# What you need to do
Report how many lines of the data contain the string "font". Add nothing.

##### Task data

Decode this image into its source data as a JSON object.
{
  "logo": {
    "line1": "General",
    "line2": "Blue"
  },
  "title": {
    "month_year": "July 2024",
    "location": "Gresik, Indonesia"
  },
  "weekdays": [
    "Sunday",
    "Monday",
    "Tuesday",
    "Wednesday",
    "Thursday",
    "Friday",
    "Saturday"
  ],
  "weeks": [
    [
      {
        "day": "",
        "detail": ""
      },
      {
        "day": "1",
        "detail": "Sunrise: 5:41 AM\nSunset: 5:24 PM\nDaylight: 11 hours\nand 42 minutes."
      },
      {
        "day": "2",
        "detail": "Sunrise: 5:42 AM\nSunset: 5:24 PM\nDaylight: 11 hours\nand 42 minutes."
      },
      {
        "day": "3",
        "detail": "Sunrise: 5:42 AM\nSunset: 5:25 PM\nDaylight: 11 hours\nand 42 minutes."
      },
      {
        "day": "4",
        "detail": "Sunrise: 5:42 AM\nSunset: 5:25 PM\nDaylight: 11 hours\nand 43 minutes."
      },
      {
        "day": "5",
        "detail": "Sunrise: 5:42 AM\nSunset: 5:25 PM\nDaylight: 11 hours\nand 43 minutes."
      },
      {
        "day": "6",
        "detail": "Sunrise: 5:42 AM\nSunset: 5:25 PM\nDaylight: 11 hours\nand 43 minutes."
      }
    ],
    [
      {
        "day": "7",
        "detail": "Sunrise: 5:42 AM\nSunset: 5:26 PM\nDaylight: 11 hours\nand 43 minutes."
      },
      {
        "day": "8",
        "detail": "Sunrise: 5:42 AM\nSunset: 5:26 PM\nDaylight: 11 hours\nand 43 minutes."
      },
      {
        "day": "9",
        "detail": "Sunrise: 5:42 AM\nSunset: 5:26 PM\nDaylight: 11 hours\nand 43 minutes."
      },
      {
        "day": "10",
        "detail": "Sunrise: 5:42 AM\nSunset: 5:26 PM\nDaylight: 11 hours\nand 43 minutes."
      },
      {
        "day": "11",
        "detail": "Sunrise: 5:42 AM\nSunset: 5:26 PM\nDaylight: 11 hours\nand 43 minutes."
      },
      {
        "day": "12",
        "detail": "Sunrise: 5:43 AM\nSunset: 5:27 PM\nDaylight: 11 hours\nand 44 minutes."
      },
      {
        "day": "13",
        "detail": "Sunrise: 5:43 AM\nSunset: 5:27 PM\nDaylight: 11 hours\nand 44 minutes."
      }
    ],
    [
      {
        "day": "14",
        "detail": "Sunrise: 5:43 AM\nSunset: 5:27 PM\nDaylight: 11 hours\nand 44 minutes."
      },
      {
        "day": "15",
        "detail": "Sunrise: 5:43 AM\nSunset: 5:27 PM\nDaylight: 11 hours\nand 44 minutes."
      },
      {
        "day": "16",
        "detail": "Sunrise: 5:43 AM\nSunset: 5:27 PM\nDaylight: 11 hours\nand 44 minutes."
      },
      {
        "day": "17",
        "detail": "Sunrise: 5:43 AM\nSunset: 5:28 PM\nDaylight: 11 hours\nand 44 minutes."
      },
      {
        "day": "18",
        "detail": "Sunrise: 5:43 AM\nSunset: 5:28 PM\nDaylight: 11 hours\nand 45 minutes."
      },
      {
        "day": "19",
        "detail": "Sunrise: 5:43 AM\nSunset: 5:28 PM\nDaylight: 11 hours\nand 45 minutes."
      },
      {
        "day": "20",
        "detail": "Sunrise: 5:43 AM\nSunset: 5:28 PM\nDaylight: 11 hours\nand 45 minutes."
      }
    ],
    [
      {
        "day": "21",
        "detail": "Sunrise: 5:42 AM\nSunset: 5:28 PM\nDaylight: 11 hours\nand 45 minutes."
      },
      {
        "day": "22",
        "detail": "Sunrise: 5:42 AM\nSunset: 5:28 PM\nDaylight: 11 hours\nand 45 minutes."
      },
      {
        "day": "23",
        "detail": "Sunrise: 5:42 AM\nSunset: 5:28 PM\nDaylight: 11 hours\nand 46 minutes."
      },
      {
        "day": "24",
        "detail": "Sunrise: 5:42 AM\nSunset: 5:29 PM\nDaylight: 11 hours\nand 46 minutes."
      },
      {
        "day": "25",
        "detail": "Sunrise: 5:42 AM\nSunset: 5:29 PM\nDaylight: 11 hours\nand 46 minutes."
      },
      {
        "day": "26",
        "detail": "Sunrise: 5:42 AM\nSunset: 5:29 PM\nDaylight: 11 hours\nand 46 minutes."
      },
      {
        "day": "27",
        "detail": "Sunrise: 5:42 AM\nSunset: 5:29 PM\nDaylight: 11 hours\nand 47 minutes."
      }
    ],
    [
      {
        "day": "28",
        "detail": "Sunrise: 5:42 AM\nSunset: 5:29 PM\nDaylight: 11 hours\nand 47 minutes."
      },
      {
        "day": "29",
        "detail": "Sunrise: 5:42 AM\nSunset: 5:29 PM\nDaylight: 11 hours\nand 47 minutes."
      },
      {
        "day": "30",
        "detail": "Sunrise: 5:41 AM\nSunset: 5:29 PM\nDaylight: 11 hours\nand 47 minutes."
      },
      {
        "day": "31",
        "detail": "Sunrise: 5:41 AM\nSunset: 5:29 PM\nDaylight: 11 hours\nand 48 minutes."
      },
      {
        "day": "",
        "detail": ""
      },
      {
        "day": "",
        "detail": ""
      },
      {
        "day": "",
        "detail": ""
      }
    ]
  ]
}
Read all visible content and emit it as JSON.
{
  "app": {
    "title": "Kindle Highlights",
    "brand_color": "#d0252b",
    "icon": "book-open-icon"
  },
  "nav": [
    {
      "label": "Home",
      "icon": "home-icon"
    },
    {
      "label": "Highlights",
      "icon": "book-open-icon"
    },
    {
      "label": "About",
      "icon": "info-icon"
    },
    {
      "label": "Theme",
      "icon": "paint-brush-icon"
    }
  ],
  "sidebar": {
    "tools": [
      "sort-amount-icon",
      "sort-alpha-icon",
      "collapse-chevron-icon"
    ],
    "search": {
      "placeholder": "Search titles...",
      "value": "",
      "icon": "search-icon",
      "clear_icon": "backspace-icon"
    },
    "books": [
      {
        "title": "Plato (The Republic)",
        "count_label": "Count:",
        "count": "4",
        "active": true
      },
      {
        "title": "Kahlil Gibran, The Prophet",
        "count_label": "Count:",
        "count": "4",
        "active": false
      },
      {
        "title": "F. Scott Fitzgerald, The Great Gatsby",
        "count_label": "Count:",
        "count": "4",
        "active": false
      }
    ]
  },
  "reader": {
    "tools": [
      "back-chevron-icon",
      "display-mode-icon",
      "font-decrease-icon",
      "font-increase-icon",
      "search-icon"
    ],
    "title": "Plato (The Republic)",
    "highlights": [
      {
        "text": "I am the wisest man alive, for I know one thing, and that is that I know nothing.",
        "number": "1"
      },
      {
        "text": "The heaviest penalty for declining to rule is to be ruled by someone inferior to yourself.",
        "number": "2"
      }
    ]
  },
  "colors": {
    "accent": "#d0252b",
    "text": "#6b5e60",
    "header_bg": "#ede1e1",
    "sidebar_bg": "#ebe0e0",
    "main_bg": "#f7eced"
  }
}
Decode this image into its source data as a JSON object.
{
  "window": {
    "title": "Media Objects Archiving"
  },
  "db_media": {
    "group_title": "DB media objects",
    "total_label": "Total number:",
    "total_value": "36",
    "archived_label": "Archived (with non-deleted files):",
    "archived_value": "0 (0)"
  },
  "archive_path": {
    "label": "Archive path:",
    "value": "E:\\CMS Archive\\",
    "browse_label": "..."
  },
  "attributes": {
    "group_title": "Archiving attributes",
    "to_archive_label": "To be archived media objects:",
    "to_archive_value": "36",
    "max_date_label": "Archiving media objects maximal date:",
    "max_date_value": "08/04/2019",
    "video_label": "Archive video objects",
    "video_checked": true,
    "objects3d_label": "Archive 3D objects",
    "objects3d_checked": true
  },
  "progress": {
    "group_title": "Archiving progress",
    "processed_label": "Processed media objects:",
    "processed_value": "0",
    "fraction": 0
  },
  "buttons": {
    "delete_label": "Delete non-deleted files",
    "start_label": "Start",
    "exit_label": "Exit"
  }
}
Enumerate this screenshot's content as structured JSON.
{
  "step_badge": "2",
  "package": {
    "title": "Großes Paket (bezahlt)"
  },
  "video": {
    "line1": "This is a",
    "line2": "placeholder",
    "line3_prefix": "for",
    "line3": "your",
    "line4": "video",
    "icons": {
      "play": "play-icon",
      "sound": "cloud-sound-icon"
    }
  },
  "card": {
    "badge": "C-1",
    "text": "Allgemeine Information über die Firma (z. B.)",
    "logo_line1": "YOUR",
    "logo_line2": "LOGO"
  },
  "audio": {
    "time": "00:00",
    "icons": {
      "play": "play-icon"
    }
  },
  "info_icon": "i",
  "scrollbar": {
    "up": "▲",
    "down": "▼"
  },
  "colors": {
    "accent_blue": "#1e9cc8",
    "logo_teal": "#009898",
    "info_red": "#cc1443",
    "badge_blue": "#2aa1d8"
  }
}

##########

# Solution below
2